On Friday, February 7, the country’s latest Farm Bill was signed into law. The Agriculture Act of 2014 creates policy for the next five years but allocates government spending over the next ten.
The new Farm Bill includes the requirement that pork, chicken or beef sold in the US is labeled as to where the animals were born, slaughtered and processed; replaces direct crop payments (costing $5 billion in direct subsidies to farmers whether they grow their crops or not) with a revised and expanded crop insurance program that transfers the risk of the market to the government at times of poor harvests; fights soil erosion by forcing farmers who would like to receive subsidies to follow a series of conservation practices; protects more prairie land by cutting subsidies in half for farmers who farm on some virgin soil; and gives farmers incentives to grow certain crops, including corn and now sushi rice.
This Farm Bill allocates $956 billion in government spending over the next decade as follows:
- $756 billion to the Supplemental Nutrition Assistance Program (SNAP)—cutting food stamps by more than $800 million a year (around one percent of the roughly $80 billion a year food stamp program);
- $89.8 billion to crop insurance;
- $56 billion to conservation;
- $44.4 billion to commodity programs; and
- $8.2 billion to “everything else.”
According to the Congressional Budget Office, the latest Farm Bill will save approximately $16.6 billion overall.
In his remarks before signing the Farm Bill, President Obama announced a new “made in Rural America” initiative to help rural businesses market their goods abroad; White House officials also announced five regional forums on rural exports and an “investing in rural America” conference.
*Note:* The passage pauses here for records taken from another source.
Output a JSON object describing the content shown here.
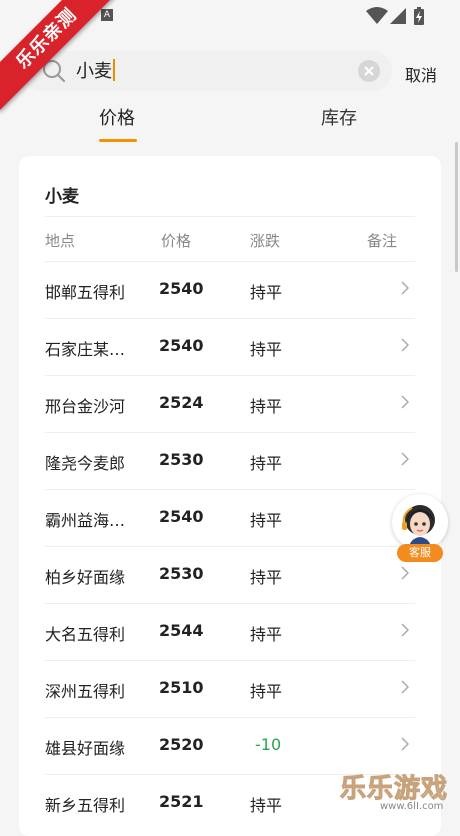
{
  "status_bar": {
    "a_icon": "A",
    "icons": [
      "wifi-icon",
      "cell-signal-icon",
      "battery-charging-icon"
    ]
  },
  "ribbon": {
    "text": "乐乐亲测"
  },
  "search": {
    "query": "小麦",
    "cancel_label": "取消"
  },
  "tabs": [
    {
      "label": "价格",
      "active": true
    },
    {
      "label": "库存",
      "active": false
    }
  ],
  "card": {
    "title": "小麦",
    "columns": [
      "地点",
      "价格",
      "涨跌",
      "备注"
    ],
    "rows": [
      {
        "location": "邯郸五得利",
        "price": "2540",
        "change": "持平"
      },
      {
        "location": "石家庄某…",
        "price": "2540",
        "change": "持平"
      },
      {
        "location": "邢台金沙河",
        "price": "2524",
        "change": "持平"
      },
      {
        "location": "隆尧今麦郎",
        "price": "2530",
        "change": "持平"
      },
      {
        "location": "霸州益海…",
        "price": "2540",
        "change": "持平"
      },
      {
        "location": "柏乡好面缘",
        "price": "2530",
        "change": "持平"
      },
      {
        "location": "大名五得利",
        "price": "2544",
        "change": "持平"
      },
      {
        "location": "深州五得利",
        "price": "2510",
        "change": "持平"
      },
      {
        "location": "雄县好面缘",
        "price": "2520",
        "change": "-10"
      },
      {
        "location": "新乡五得利",
        "price": "2521",
        "change": "持平"
      }
    ]
  },
  "service": {
    "label": "客服"
  },
  "watermark": {
    "title": "乐乐游戏",
    "url": "www.6lI.com"
  },
  "colors": {
    "accent": "#f39200",
    "ribbon": "#d9232a",
    "down": "#2aa54a"
  }
}
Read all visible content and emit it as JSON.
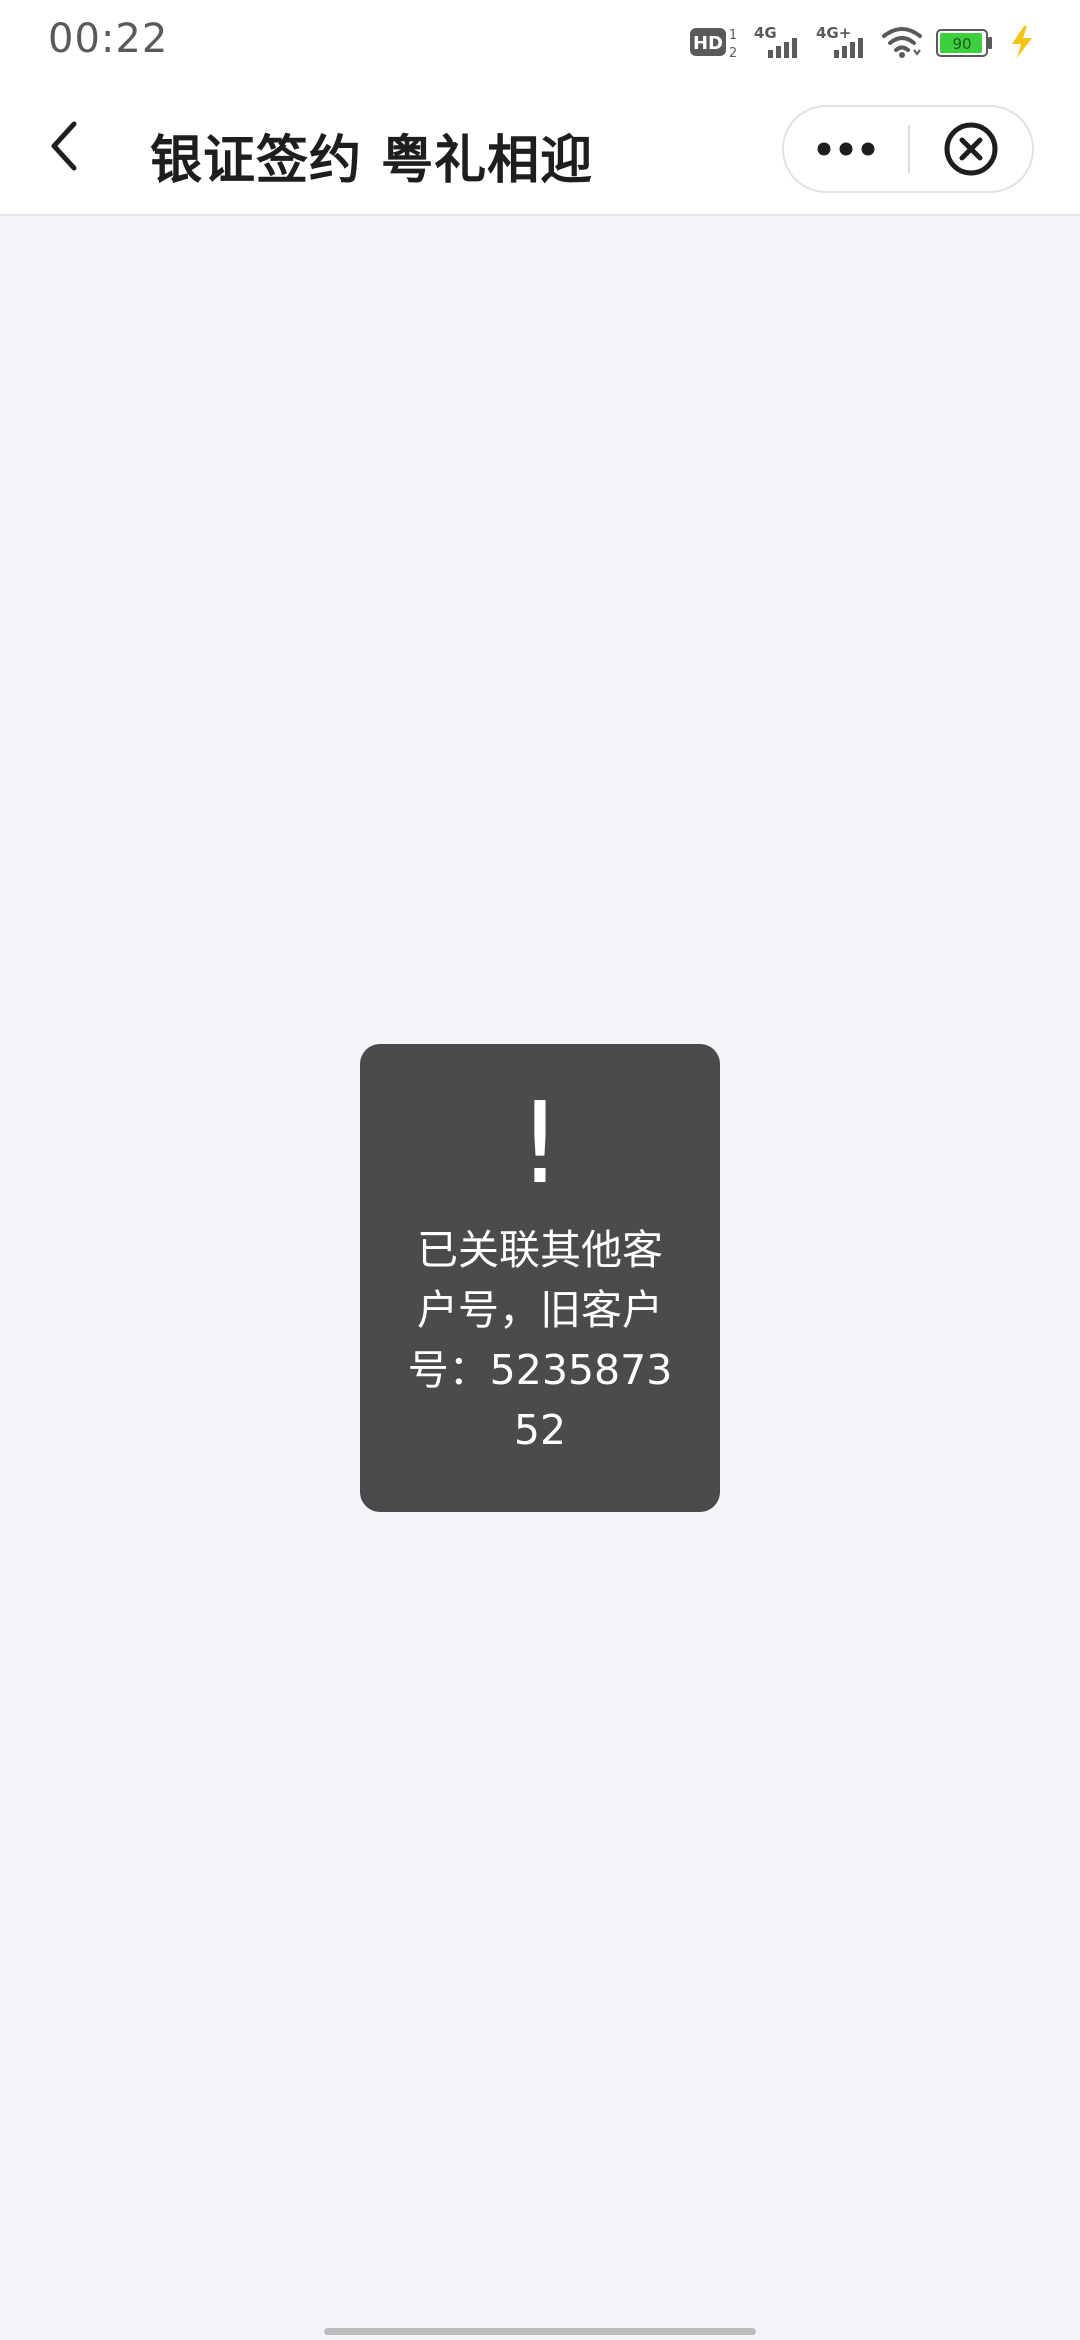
{
  "status_bar": {
    "time": "00:22",
    "hd_label": "HD",
    "sim1_label": "4G",
    "sim2_label": "4G+",
    "battery_level": "90",
    "battery_color": "#3ecf3e",
    "charging_color": "#f5c518"
  },
  "nav": {
    "title": "银证签约 粤礼相迎",
    "back_icon": "chevron-left-icon",
    "more_icon": "more-dots-icon",
    "close_icon": "close-circle-icon"
  },
  "toast": {
    "icon": "!",
    "message": "已关联其他客户号，旧客户号：523587352",
    "background": "#4a4b4d"
  },
  "colors": {
    "page_background": "#f4f5f9",
    "nav_background": "#ffffff"
  }
}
President Obama directed the White House Rural Council to host sessions in all 50 states to train Department of Agriculture staff members on how to promote rural exports.